Contrastively-trained Structured World Models (C-SWMs) depart from traditional pixel-based reconstruction losses and use an energy-based hinge loss for learning object-centric world models.
Analysis of invariances in representations from contrastive self-supervised models reveals that they leverage aggressive cropping on object-centric datasets to improve occlusion invariance at the expense of viewpoint and category instance invariance.
BYOL improves on SotA self-supervised methods by introducing a target network, which removes the need for negative examples.
SimCLR, a simple unsupervised contrastive learning framework, uses data augmentation for positive pairs, a nonlinear projection head, normalized temperature-scaled cross entropy loss, and large batch sizes to achieve SotA in self-supervised, semi-supervised, and transfer learning domains.
Development of artificial neural networks should leverage the insight that much of animal behavior is innate as a result of wiring rules encoded in the genome, learned through billions of years of evolution.

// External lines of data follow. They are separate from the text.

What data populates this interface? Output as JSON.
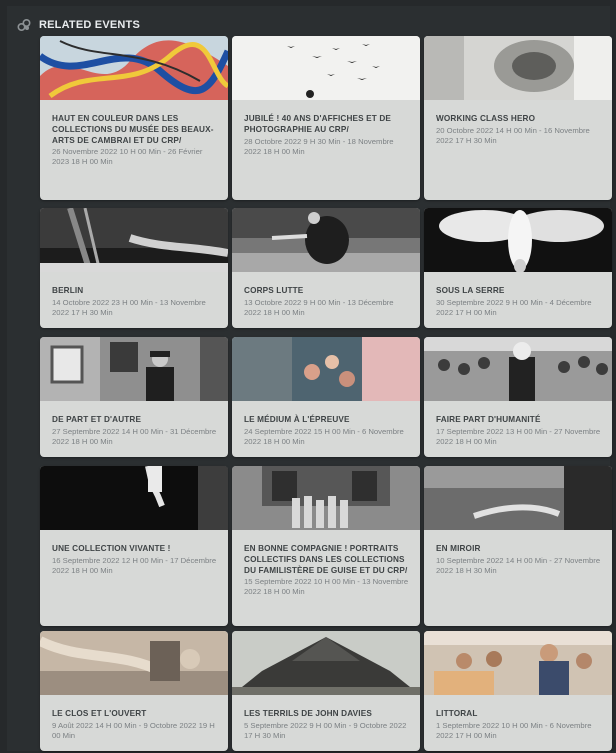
{
  "section": {
    "title": "RELATED EVENTS",
    "icon": "link-icon"
  },
  "events": [
    {
      "title": "HAUT EN COULEUR DANS LES COLLECTIONS DU MUSÉE DES BEAUX-ARTS DE CAMBRAI ET DU CRP/",
      "date": "26 Novembre 2022 10 H 00 Min - 26 Février 2023 18 H 00 Min"
    },
    {
      "title": "JUBILÉ ! 40 ANS D'AFFICHES ET DE PHOTOGRAPHIE AU CRP/",
      "date": "28 Octobre 2022 9 H 30 Min - 18 Novembre 2022 18 H 00 Min"
    },
    {
      "title": "WORKING CLASS HERO",
      "date": "20 Octobre 2022 14 H 00 Min - 16 Novembre 2022 17 H 30 Min"
    },
    {
      "title": "BERLIN",
      "date": "14 Octobre 2022 23 H 00 Min - 13 Novembre 2022 17 H 30 Min"
    },
    {
      "title": "CORPS LUTTE",
      "date": "13 Octobre 2022 9 H 00 Min - 13 Décembre 2022 18 H 00 Min"
    },
    {
      "title": "SOUS LA SERRE",
      "date": "30 Septembre 2022 9 H 00 Min - 4 Décembre 2022 17 H 00 Min"
    },
    {
      "title": "DE PART ET D'AUTRE",
      "date": "27 Septembre 2022 14 H 00 Min - 31 Décembre 2022 18 H 00 Min"
    },
    {
      "title": "LE MÉDIUM À L'ÉPREUVE",
      "date": "24 Septembre 2022 15 H 00 Min - 6 Novembre 2022 18 H 00 Min"
    },
    {
      "title": "FAIRE PART D'HUMANITÉ",
      "date": "17 Septembre 2022 13 H 00 Min - 27 Novembre 2022 18 H 00 Min"
    },
    {
      "title": "UNE COLLECTION VIVANTE !",
      "date": "16 Septembre 2022 12 H 00 Min - 17 Décembre 2022 18 H 00 Min"
    },
    {
      "title": "EN BONNE COMPAGNIE ! PORTRAITS COLLECTIFS DANS LES COLLECTIONS DU FAMILISTÈRE DE GUISE ET DU CRP/",
      "date": "15 Septembre 2022 10 H 00 Min - 13 Novembre 2022 18 H 00 Min"
    },
    {
      "title": "EN MIROIR",
      "date": "10 Septembre 2022 14 H 00 Min - 27 Novembre 2022 18 H 30 Min"
    },
    {
      "title": "LE CLOS ET L'OUVERT",
      "date": "9 Août 2022 14 H 00 Min - 9 Octobre 2022 19 H 00 Min"
    },
    {
      "title": "LES TERRILS DE JOHN DAVIES",
      "date": "5 Septembre 2022 9 H 00 Min - 9 Octobre 2022 17 H 30 Min"
    },
    {
      "title": "LITTORAL",
      "date": "1 Septembre 2022 10 H 00 Min - 6 Novembre 2022 17 H 00 Min"
    }
  ]
}
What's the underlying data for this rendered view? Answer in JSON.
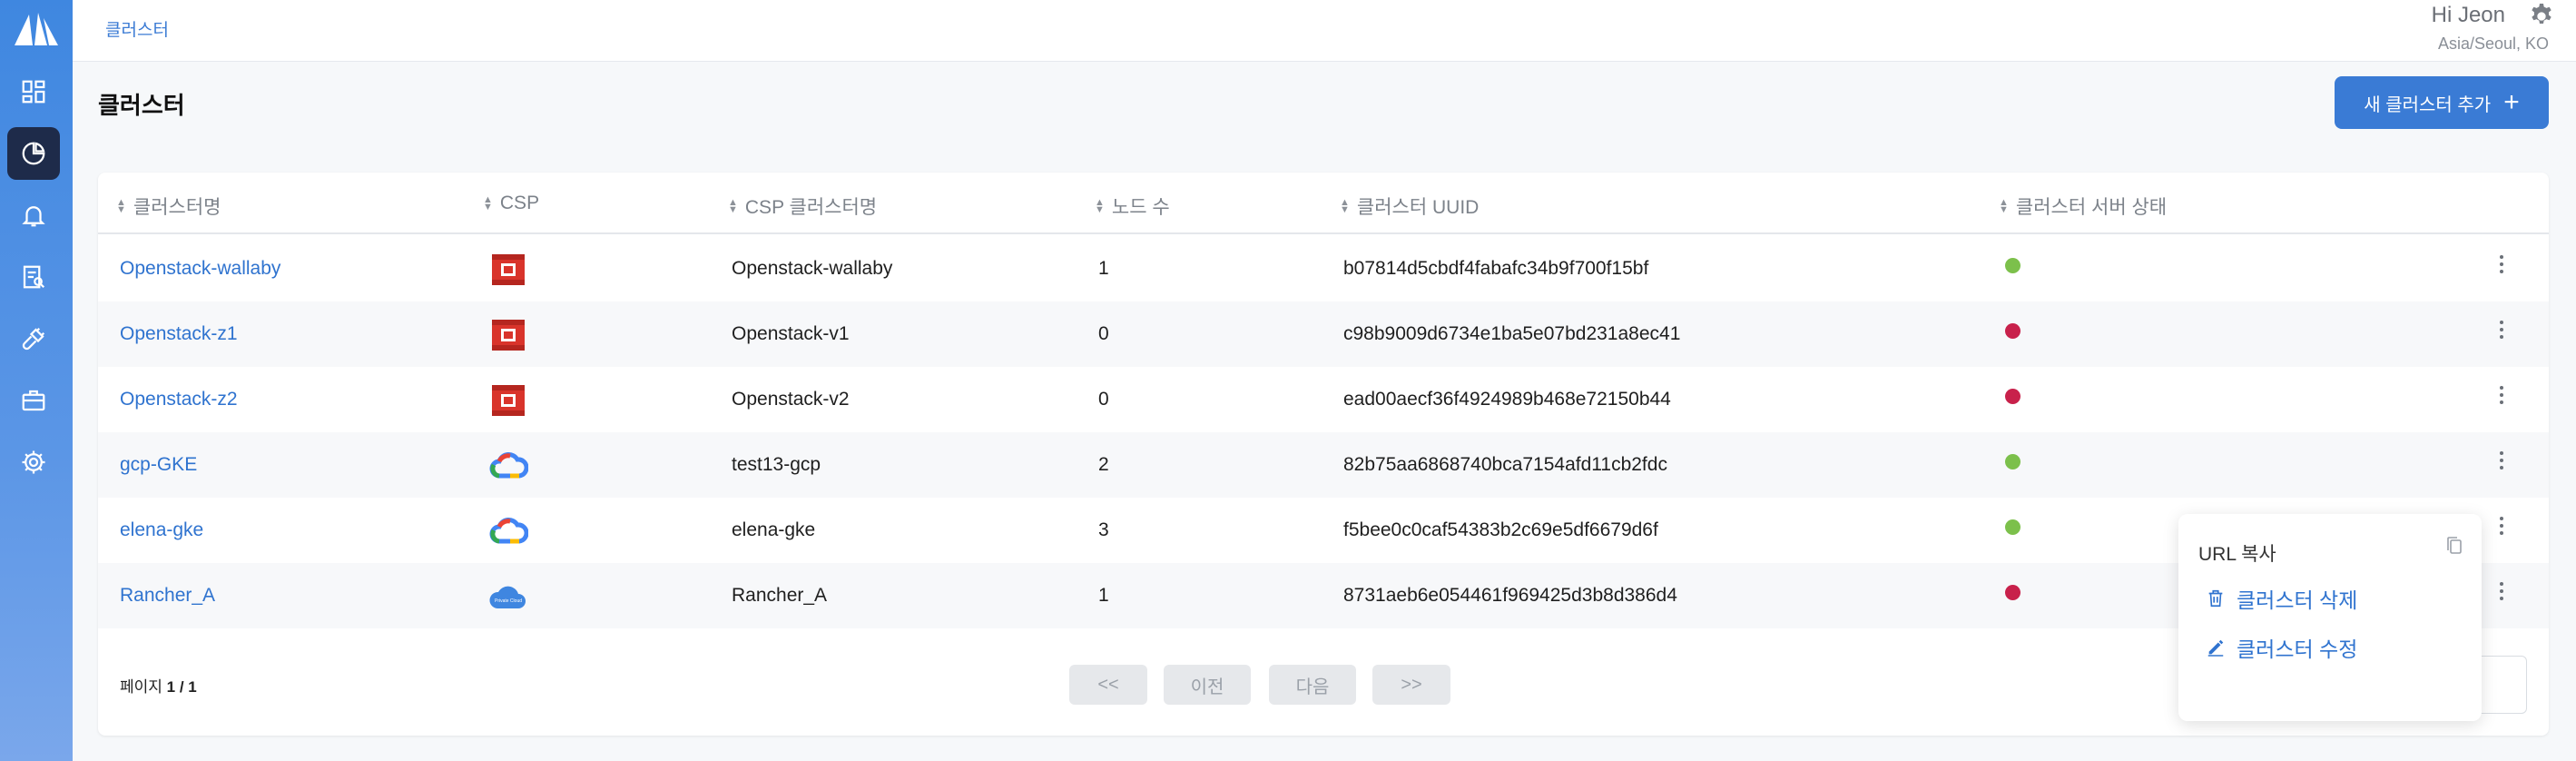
{
  "breadcrumb": "클러스터",
  "user": {
    "greeting": "Hi Jeon",
    "timezone": "Asia/Seoul, KO"
  },
  "page": {
    "title": "클러스터",
    "add_button": "새 클러스터 추가",
    "add_icon": "+"
  },
  "table": {
    "headers": [
      "클러스터명",
      "CSP",
      "CSP 클러스터명",
      "노드 수",
      "클러스터 UUID",
      "클러스터 서버 상태"
    ],
    "rows": [
      {
        "name": "Openstack-wallaby",
        "csp": "openstack-icon",
        "csp_cluster": "Openstack-wallaby",
        "nodes": "1",
        "uuid": "b07814d5cbdf4fabafc34b9f700f15bf",
        "status": "online"
      },
      {
        "name": "Openstack-z1",
        "csp": "openstack-icon",
        "csp_cluster": "Openstack-v1",
        "nodes": "0",
        "uuid": "c98b9009d6734e1ba5e07bd231a8ec41",
        "status": "offline"
      },
      {
        "name": "Openstack-z2",
        "csp": "openstack-icon",
        "csp_cluster": "Openstack-v2",
        "nodes": "0",
        "uuid": "ead00aecf36f4924989b468e72150b44",
        "status": "offline"
      },
      {
        "name": "gcp-GKE",
        "csp": "google-cloud-icon",
        "csp_cluster": "test13-gcp",
        "nodes": "2",
        "uuid": "82b75aa6868740bca7154afd11cb2fdc",
        "status": "online"
      },
      {
        "name": "elena-gke",
        "csp": "google-cloud-icon",
        "csp_cluster": "elena-gke",
        "nodes": "3",
        "uuid": "f5bee0c0caf54383b2c69e5df6679d6f",
        "status": "online"
      },
      {
        "name": "Rancher_A",
        "csp": "private-cloud-icon",
        "csp_cluster": "Rancher_A",
        "nodes": "1",
        "uuid": "8731aeb6e054461f969425d3b8d386d4",
        "status": "offline"
      }
    ]
  },
  "private_cloud_label": "Private Cloud",
  "pagination": {
    "label": "페이지",
    "current": "1 / 1",
    "first": "<<",
    "prev": "이전",
    "next": "다음",
    "last": ">>"
  },
  "menu": {
    "copy_url": "URL 복사",
    "delete": "클러스터 삭제",
    "edit": "클러스터 수정"
  },
  "colors": {
    "online": "#7cc04b",
    "offline": "#c8214b",
    "accent": "#3a7bd5",
    "sidebar": "#3f87e0",
    "active_nav": "#1e2b4a"
  },
  "sidebar": {
    "items": [
      "dashboard-icon",
      "cluster-icon",
      "bell-icon",
      "report-icon",
      "plug-icon",
      "briefcase-icon",
      "gear-icon"
    ]
  }
}
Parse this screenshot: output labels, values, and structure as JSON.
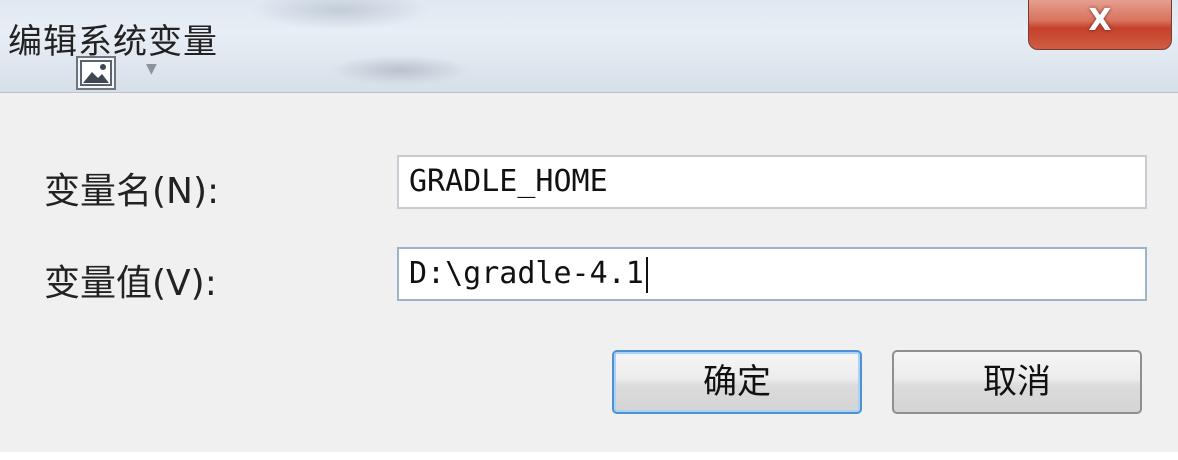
{
  "window": {
    "title": "编辑系统变量",
    "close_glyph": "X"
  },
  "toolbar": {
    "picture_icon": "picture-icon",
    "dropdown_glyph": "▼"
  },
  "form": {
    "name_label": "变量名(N):",
    "name_value": "GRADLE_HOME",
    "value_label": "变量值(V):",
    "value_value": "D:\\gradle-4.1"
  },
  "buttons": {
    "ok_label": "确定",
    "cancel_label": "取消"
  },
  "colors": {
    "close_button": "#c5412a",
    "default_button_border": "#4f8fd4"
  }
}
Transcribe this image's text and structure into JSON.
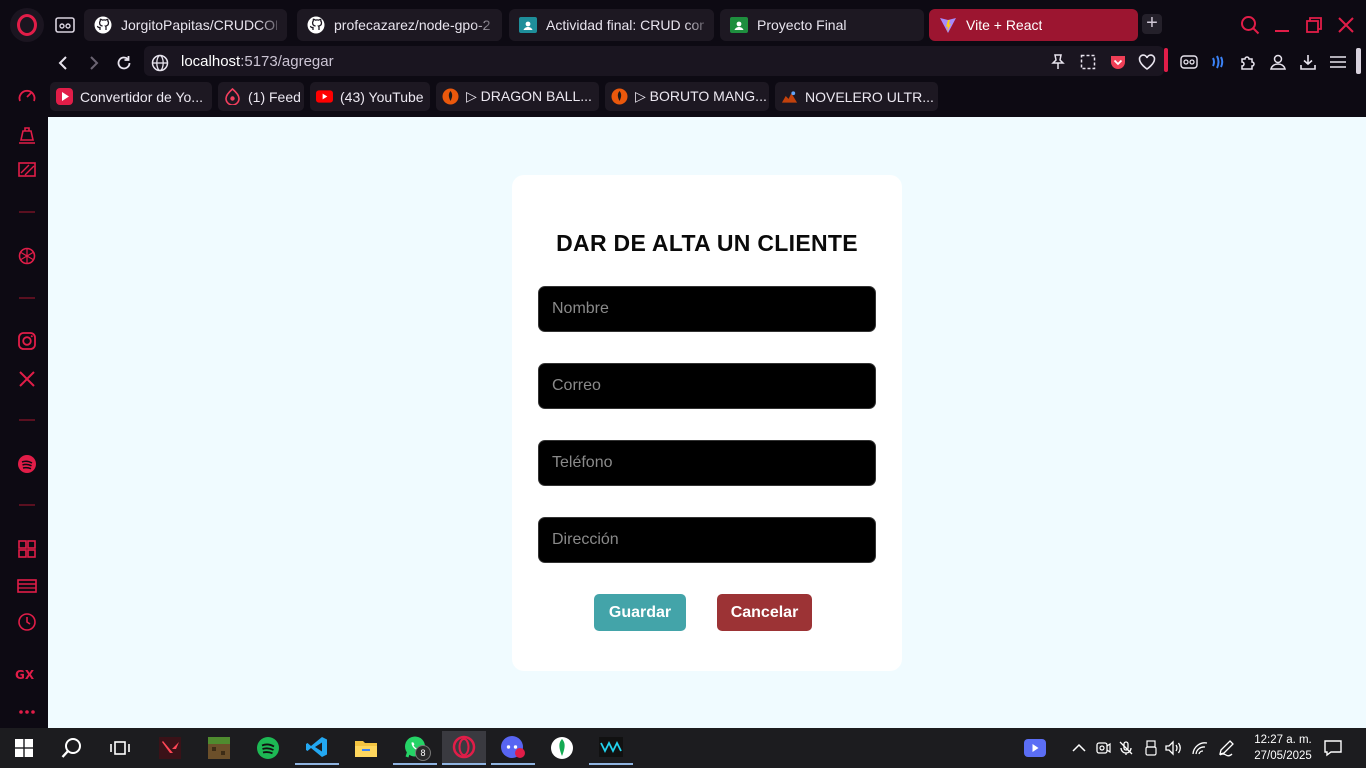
{
  "browser": {
    "tabs": [
      {
        "label": "JorgitoPapitas/CRUDCOM",
        "icon": "github-icon"
      },
      {
        "label": "profecazarez/node-gpo-2",
        "icon": "github-icon"
      },
      {
        "label": "Actividad final: CRUD com",
        "icon": "classroom-icon"
      },
      {
        "label": "Proyecto Final",
        "icon": "classroom-icon"
      },
      {
        "label": "Vite + React",
        "icon": "vite-icon",
        "active": true
      }
    ],
    "url": {
      "host": "localhost",
      "path": ":5173/agregar"
    }
  },
  "bookmarks": [
    {
      "label": "Convertidor de Yo...",
      "icon": "converter-icon"
    },
    {
      "label": "(1) Feed",
      "icon": "feed-icon"
    },
    {
      "label": "(43) YouTube",
      "icon": "youtube-icon"
    },
    {
      "label": "▷ DRAGON BALL...",
      "icon": "manga-icon"
    },
    {
      "label": "▷ BORUTO MANG...",
      "icon": "manga-icon"
    },
    {
      "label": "NOVELERO ULTR...",
      "icon": "novel-icon"
    }
  ],
  "sidebar": {
    "gx_label": "GX"
  },
  "form": {
    "title": "DAR DE ALTA UN CLIENTE",
    "fields": {
      "nombre": {
        "placeholder": "Nombre",
        "value": ""
      },
      "correo": {
        "placeholder": "Correo",
        "value": ""
      },
      "telefono": {
        "placeholder": "Teléfono",
        "value": ""
      },
      "direccion": {
        "placeholder": "Dirección",
        "value": ""
      }
    },
    "save_label": "Guardar",
    "cancel_label": "Cancelar"
  },
  "taskbar": {
    "whatsapp_badge": "8",
    "time": "12:27 a. m.",
    "date": "27/05/2025"
  },
  "colors": {
    "accent": "#e11d48",
    "active_tab": "#9c1530",
    "page_bg": "#f0fbff",
    "save_button": "#43a4a9",
    "cancel_button": "#9c3335"
  }
}
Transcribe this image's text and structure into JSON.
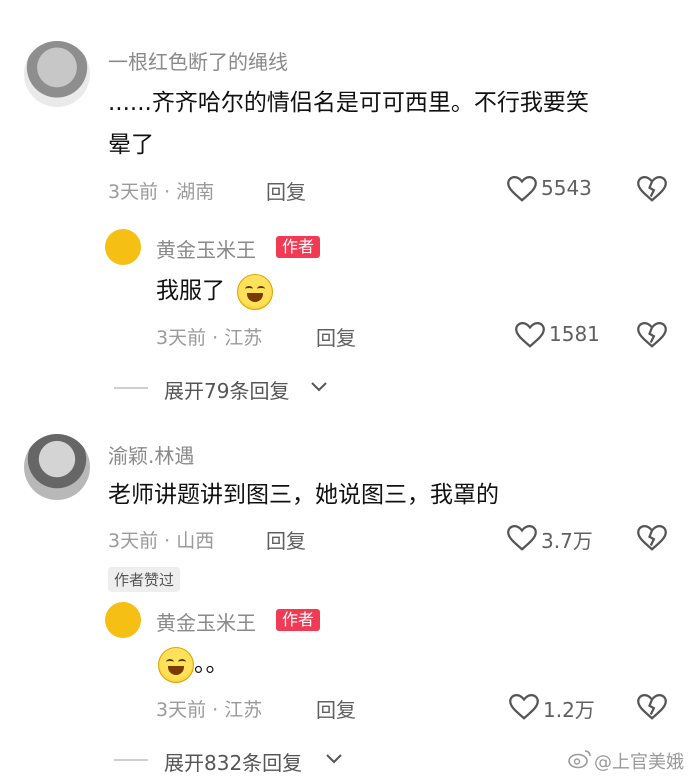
{
  "comments": [
    {
      "username": "一根红色断了的绳线",
      "text_line1": "......齐齐哈尔的情侣名是可可西里。不行我要笑",
      "text_line2": "晕了",
      "meta": "3天前 · 湖南",
      "reply_label": "回复",
      "likes": "5543",
      "reply": {
        "username": "黄金玉米王",
        "badge": "作者",
        "text": "我服了",
        "meta": "3天前 · 江苏",
        "reply_label": "回复",
        "likes": "1581"
      },
      "expand_text": "展开79条回复"
    },
    {
      "username": "渝颖.林遇",
      "text": "老师讲题讲到图三，她说图三，我罩的",
      "meta": "3天前 · 山西",
      "reply_label": "回复",
      "likes": "3.7万",
      "liked_badge": "作者赞过",
      "reply": {
        "username": "黄金玉米王",
        "badge": "作者",
        "text": "。。",
        "meta": "3天前 · 江苏",
        "reply_label": "回复",
        "likes": "1.2万"
      },
      "expand_text": "展开832条回复"
    }
  ],
  "watermark": "@上官美娥",
  "colors": {
    "author_badge": "#f23a55",
    "gold_avatar": "#f5bf14"
  },
  "icons": [
    "heart-icon",
    "broken-heart-icon",
    "chevron-down-icon",
    "weibo-icon",
    "grin-emoji-icon"
  ]
}
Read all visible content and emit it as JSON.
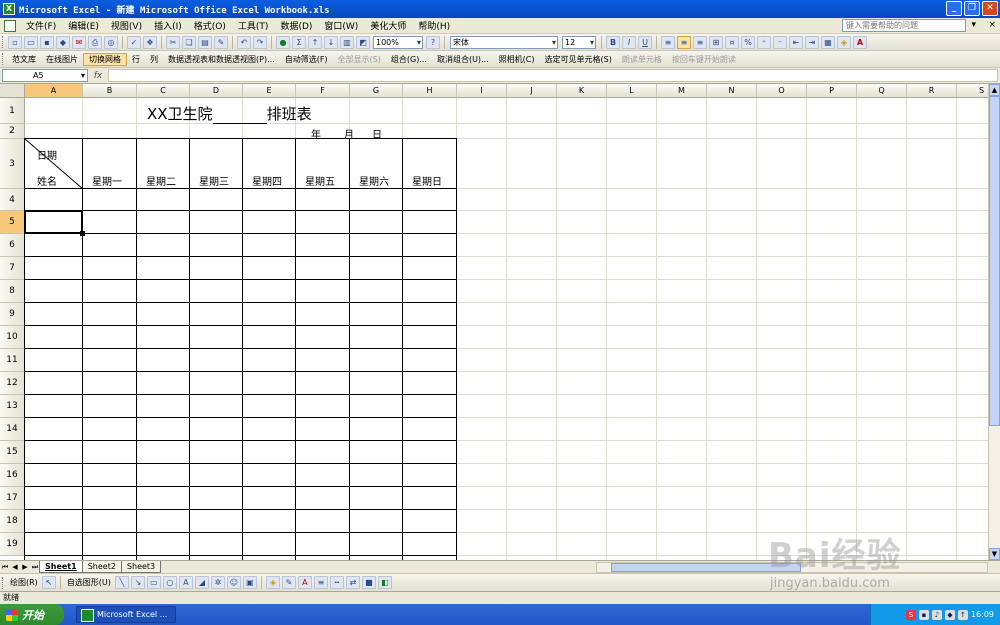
{
  "window": {
    "title": "Microsoft Excel - 新建 Microsoft Office Excel Workbook.xls",
    "app_icon_letter": "X",
    "minimize": "_",
    "restore": "❐",
    "close": "✕"
  },
  "menu": {
    "items": [
      "文件(F)",
      "编辑(E)",
      "视图(V)",
      "插入(I)",
      "格式(O)",
      "工具(T)",
      "数据(D)",
      "窗口(W)",
      "美化大师",
      "帮助(H)"
    ],
    "help_placeholder": "键入需要帮助的问题"
  },
  "standard_toolbar": {
    "zoom": "100%",
    "font_name": "宋体",
    "font_size": "12",
    "sum_icon": "Σ",
    "bold": "B",
    "italic": "I",
    "underline": "U",
    "percent": "%",
    "font_color_letter": "A"
  },
  "addin_toolbar": {
    "items": [
      {
        "label": "范文库",
        "state": "normal"
      },
      {
        "label": "在线图片",
        "state": "normal"
      },
      {
        "label": "切换网格",
        "state": "pressed"
      },
      {
        "label": "行",
        "state": "normal"
      },
      {
        "label": "列",
        "state": "normal"
      },
      {
        "label": "数据透视表和数据透视图(P)...",
        "state": "normal"
      },
      {
        "label": "自动筛选(F)",
        "state": "normal"
      },
      {
        "label": "全部显示(S)",
        "state": "dim"
      },
      {
        "label": "组合(G)...",
        "state": "normal"
      },
      {
        "label": "取消组合(U)...",
        "state": "normal"
      },
      {
        "label": "照相机(C)",
        "state": "normal"
      },
      {
        "label": "选定可见单元格(S)",
        "state": "normal"
      },
      {
        "label": "朗读单元格",
        "state": "dim"
      },
      {
        "label": "按回车键开始朗读",
        "state": "dim"
      }
    ]
  },
  "formula_bar": {
    "name_box": "A5",
    "fx": "fx",
    "formula": ""
  },
  "grid": {
    "columns": [
      "A",
      "B",
      "C",
      "D",
      "E",
      "F",
      "G",
      "H",
      "I",
      "J",
      "K",
      "L",
      "M",
      "N",
      "O",
      "P",
      "Q",
      "R",
      "S"
    ],
    "rows": [
      "1",
      "2",
      "3",
      "4",
      "5",
      "6",
      "7",
      "8",
      "9",
      "10",
      "11",
      "12",
      "13",
      "14",
      "15",
      "16",
      "17",
      "18",
      "19"
    ],
    "active_column": "A",
    "active_row": "5"
  },
  "sheet": {
    "title_prefix": "XX卫生院",
    "title_suffix": "排班表",
    "date_year": "年",
    "date_month": "月",
    "date_day": "日",
    "header_date": "日期",
    "header_name": "姓名",
    "weekdays": [
      "星期一",
      "星期二",
      "星期三",
      "星期四",
      "星期五",
      "星期六",
      "星期日"
    ]
  },
  "sheet_tabs": [
    "Sheet1",
    "Sheet2",
    "Sheet3"
  ],
  "drawing_toolbar": {
    "draw_label": "绘图(R)",
    "autoshape_label": "自选图形(U)"
  },
  "status": {
    "text": "就绪"
  },
  "taskbar": {
    "start": "开始",
    "task_item": "Microsoft Excel ...",
    "clock": "16:09"
  },
  "watermark": {
    "logo": "Bai经验",
    "url": "jingyan.baidu.com"
  }
}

A large scale, comprehensive study challenges various assumptions in learning disentangled representations, which motivates demonstrating concrete benefits in robust experimental setups in future work.